Houghton Mifflin Children's Books, $15.00 (Hard Cover)
In this reprise of Lehman’s Caldecott Honor title (The Red Book), the same red-jacketed, blue-sneakered, mop-haired, dot-eyed child is off on another adventure: this time to an art museum.
The entire family can explore Renaissance art while playing tradional-style card games. A book detailing the art, artists, and artistic styles of the period accompanies the game.
Also look for The Impressionist Art Game
This book will appeal to both children and adults as it presents the work of Post-Impressionist luminaries. Providing fun facts about the artists, how they lived, and what life was like in France during the industrial revolution of the 1800s, Van Gogh and Friends includes full-color reproductions throughout.

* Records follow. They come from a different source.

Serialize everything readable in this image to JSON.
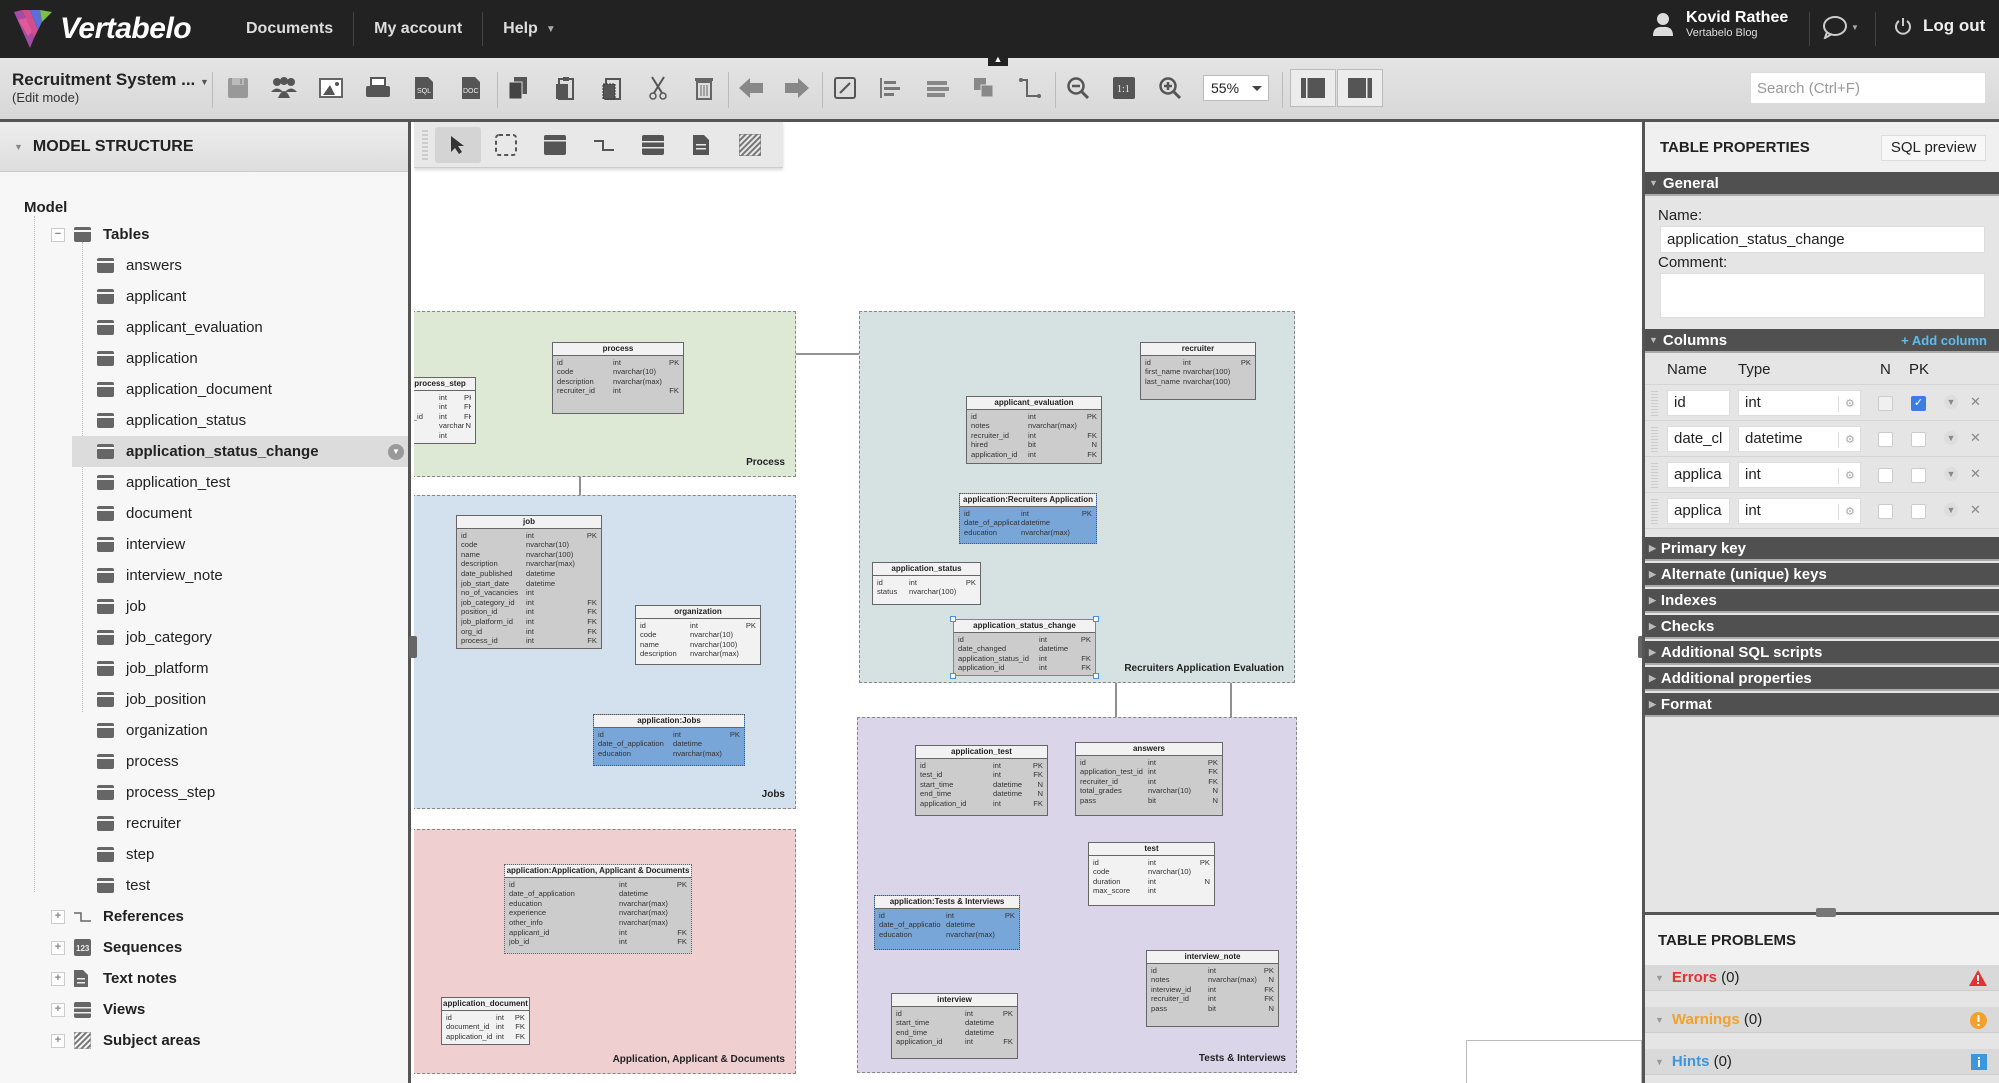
{
  "topbar": {
    "brand": "Vertabelo",
    "nav": [
      "Documents",
      "My account",
      "Help"
    ],
    "user_name": "Kovid Rathee",
    "user_sub": "Vertabelo Blog",
    "logout": "Log out"
  },
  "toolbar": {
    "doc_title": "Recruitment System ...",
    "doc_mode": "(Edit mode)",
    "zoom_level": "55%",
    "search_placeholder": "Search (Ctrl+F)"
  },
  "left_panel": {
    "title": "MODEL STRUCTURE",
    "root": "Model",
    "tables_label": "Tables",
    "tables": [
      "answers",
      "applicant",
      "applicant_evaluation",
      "application",
      "application_document",
      "application_status",
      "application_status_change",
      "application_test",
      "document",
      "interview",
      "interview_note",
      "job",
      "job_category",
      "job_platform",
      "job_position",
      "organization",
      "process",
      "process_step",
      "recruiter",
      "step",
      "test"
    ],
    "selected_table": "application_status_change",
    "groups": [
      "References",
      "Sequences",
      "Text notes",
      "Views",
      "Subject areas"
    ]
  },
  "diagram": {
    "areas": [
      {
        "name": "Process",
        "color": "#dde8d5"
      },
      {
        "name": "Jobs",
        "color": "#d3e1ef"
      },
      {
        "name": "Application, Applicant & Documents",
        "color": "#efcfcf"
      },
      {
        "name": "Recruiters Application Evaluation",
        "color": "#d6e1e2"
      },
      {
        "name": "Tests & Interviews",
        "color": "#dad5e8"
      }
    ],
    "tables": {
      "process_step": {
        "title": "process_step",
        "rows": [
          [
            "",
            "int",
            "PK"
          ],
          [
            "",
            "int",
            "FK"
          ],
          [
            "s_id",
            "int",
            "FK"
          ],
          [
            "",
            "varchar",
            "N"
          ],
          [
            "",
            "int",
            ""
          ]
        ]
      },
      "process": {
        "title": "process",
        "rows": [
          [
            "id",
            "int",
            "PK"
          ],
          [
            "code",
            "nvarchar(10)",
            ""
          ],
          [
            "description",
            "nvarchar(max)",
            ""
          ],
          [
            "recruiter_id",
            "int",
            "FK"
          ]
        ]
      },
      "job": {
        "title": "job",
        "rows": [
          [
            "id",
            "int",
            "PK"
          ],
          [
            "code",
            "nvarchar(10)",
            ""
          ],
          [
            "name",
            "nvarchar(100)",
            ""
          ],
          [
            "description",
            "nvarchar(max)",
            ""
          ],
          [
            "date_published",
            "datetime",
            ""
          ],
          [
            "job_start_date",
            "datetime",
            ""
          ],
          [
            "no_of_vacancies",
            "int",
            ""
          ],
          [
            "job_category_id",
            "int",
            "FK"
          ],
          [
            "position_id",
            "int",
            "FK"
          ],
          [
            "job_platform_id",
            "int",
            "FK"
          ],
          [
            "org_id",
            "int",
            "FK"
          ],
          [
            "process_id",
            "int",
            "FK"
          ]
        ]
      },
      "organization": {
        "title": "organization",
        "rows": [
          [
            "id",
            "int",
            "PK"
          ],
          [
            "code",
            "nvarchar(10)",
            ""
          ],
          [
            "name",
            "nvarchar(100)",
            ""
          ],
          [
            "description",
            "nvarchar(max)",
            ""
          ]
        ]
      },
      "app_jobs": {
        "title": "application:Jobs",
        "rows": [
          [
            "id",
            "int",
            "PK"
          ],
          [
            "date_of_application",
            "datetime",
            ""
          ],
          [
            "education",
            "nvarchar(max)",
            ""
          ]
        ]
      },
      "app_docs": {
        "title": "application:Application, Applicant & Documents",
        "rows": [
          [
            "id",
            "int",
            "PK"
          ],
          [
            "date_of_application",
            "datetime",
            ""
          ],
          [
            "education",
            "nvarchar(max)",
            ""
          ],
          [
            "experience",
            "nvarchar(max)",
            ""
          ],
          [
            "other_info",
            "nvarchar(max)",
            ""
          ],
          [
            "applicant_id",
            "int",
            "FK"
          ],
          [
            "job_id",
            "int",
            "FK"
          ]
        ]
      },
      "application_document": {
        "title": "application_document",
        "rows": [
          [
            "id",
            "int",
            "PK"
          ],
          [
            "document_id",
            "int",
            "FK"
          ],
          [
            "application_id",
            "int",
            "FK"
          ]
        ]
      },
      "recruiter": {
        "title": "recruiter",
        "rows": [
          [
            "id",
            "int",
            "PK"
          ],
          [
            "first_name",
            "nvarchar(100)",
            ""
          ],
          [
            "last_name",
            "nvarchar(100)",
            ""
          ]
        ]
      },
      "applicant_evaluation": {
        "title": "applicant_evaluation",
        "rows": [
          [
            "id",
            "int",
            "PK"
          ],
          [
            "notes",
            "nvarchar(max)",
            ""
          ],
          [
            "recruiter_id",
            "int",
            "FK"
          ],
          [
            "hired",
            "bit",
            "N"
          ],
          [
            "application_id",
            "int",
            "FK"
          ]
        ]
      },
      "app_recruiters": {
        "title": "application:Recruiters Application",
        "rows": [
          [
            "id",
            "int",
            "PK"
          ],
          [
            "date_of_applicat",
            "datetime",
            ""
          ],
          [
            "education",
            "nvarchar(max)",
            ""
          ]
        ]
      },
      "application_status": {
        "title": "application_status",
        "rows": [
          [
            "id",
            "int",
            "PK"
          ],
          [
            "status",
            "nvarchar(100)",
            ""
          ]
        ]
      },
      "application_status_change": {
        "title": "application_status_change",
        "rows": [
          [
            "id",
            "int",
            "PK"
          ],
          [
            "date_changed",
            "datetime",
            ""
          ],
          [
            "application_status_id",
            "int",
            "FK"
          ],
          [
            "application_id",
            "int",
            "FK"
          ]
        ]
      },
      "application_test": {
        "title": "application_test",
        "rows": [
          [
            "id",
            "int",
            "PK"
          ],
          [
            "test_id",
            "int",
            "FK"
          ],
          [
            "start_time",
            "datetime",
            "N"
          ],
          [
            "end_time",
            "datetime",
            "N"
          ],
          [
            "application_id",
            "int",
            "FK"
          ]
        ]
      },
      "answers": {
        "title": "answers",
        "rows": [
          [
            "id",
            "int",
            "PK"
          ],
          [
            "application_test_id",
            "int",
            "FK"
          ],
          [
            "recruiter_id",
            "int",
            "FK"
          ],
          [
            "total_grades",
            "nvarchar(10)",
            "N"
          ],
          [
            "pass",
            "bit",
            "N"
          ]
        ]
      },
      "test": {
        "title": "test",
        "rows": [
          [
            "id",
            "int",
            "PK"
          ],
          [
            "code",
            "nvarchar(10)",
            ""
          ],
          [
            "duration",
            "int",
            "N"
          ],
          [
            "max_score",
            "int",
            ""
          ]
        ]
      },
      "app_tests": {
        "title": "application:Tests & Interviews",
        "rows": [
          [
            "id",
            "int",
            "PK"
          ],
          [
            "date_of_applicatio",
            "datetime",
            ""
          ],
          [
            "education",
            "nvarchar(max)",
            ""
          ]
        ]
      },
      "interview": {
        "title": "interview",
        "rows": [
          [
            "id",
            "int",
            "PK"
          ],
          [
            "start_time",
            "datetime",
            ""
          ],
          [
            "end_time",
            "datetime",
            ""
          ],
          [
            "application_id",
            "int",
            "FK"
          ]
        ]
      },
      "interview_note": {
        "title": "interview_note",
        "rows": [
          [
            "id",
            "int",
            "PK"
          ],
          [
            "notes",
            "nvarchar(max)",
            "N"
          ],
          [
            "interview_id",
            "int",
            "FK"
          ],
          [
            "recruiter_id",
            "int",
            "FK"
          ],
          [
            "pass",
            "bit",
            "N"
          ]
        ]
      }
    }
  },
  "right_panel": {
    "title": "TABLE PROPERTIES",
    "sql_preview": "SQL preview",
    "general": "General",
    "name_label": "Name:",
    "name_value": "application_status_change",
    "comment_label": "Comment:",
    "comment_value": "",
    "columns": "Columns",
    "add_column": "+ Add column",
    "col_headers": {
      "name": "Name",
      "type": "Type",
      "n": "N",
      "pk": "PK"
    },
    "column_rows": [
      {
        "name": "id",
        "type": "int",
        "n": false,
        "pk": true,
        "n_disabled": true
      },
      {
        "name": "date_cl",
        "type": "datetime",
        "n": false,
        "pk": false
      },
      {
        "name": "applica",
        "type": "int",
        "n": false,
        "pk": false
      },
      {
        "name": "applica",
        "type": "int",
        "n": false,
        "pk": false
      }
    ],
    "sections": [
      "Primary key",
      "Alternate (unique) keys",
      "Indexes",
      "Checks",
      "Additional SQL scripts",
      "Additional properties",
      "Format"
    ],
    "problems_title": "TABLE PROBLEMS",
    "errors": {
      "label": "Errors",
      "count": "(0)",
      "color": "#e23232"
    },
    "warnings": {
      "label": "Warnings",
      "count": "(0)",
      "color": "#f2a22a"
    },
    "hints": {
      "label": "Hints",
      "count": "(0)",
      "color": "#3a96dd"
    }
  }
}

Simon & Schuster, $24.99 (Hard Cover)
An instructive 48-page book explains that hieroglyphs were originally picture words, but some of them later began to represent individual sounds roughly analogous to our alphabet. The 24 fine quality rubber stamps included with the kit are those single-sound hieroglyphs. The book leads readers through exercises in stamping words in hieroglyphs, matching words to hieroglyphs, and writing like an Egyptian by arranging the hieroglyphs in artful patterns. Nine puzzles and matching games are included so children can track their progress.
Combine Learning & Fun at Art Museums
"Mommy, I'm tired. When are we going?" These are familiar words to parents who take their children to an art museum without a plan to make the visit fun and interesting. Here are games you can play on your next museum visit.
The Eric Carle Museum of Picture Book Art
Open since 2001 and the only institution of its kind in our country which is devoted to this art form, if the museum is still an unknown treasure that's because of its location in bucolic Western Massachusetts.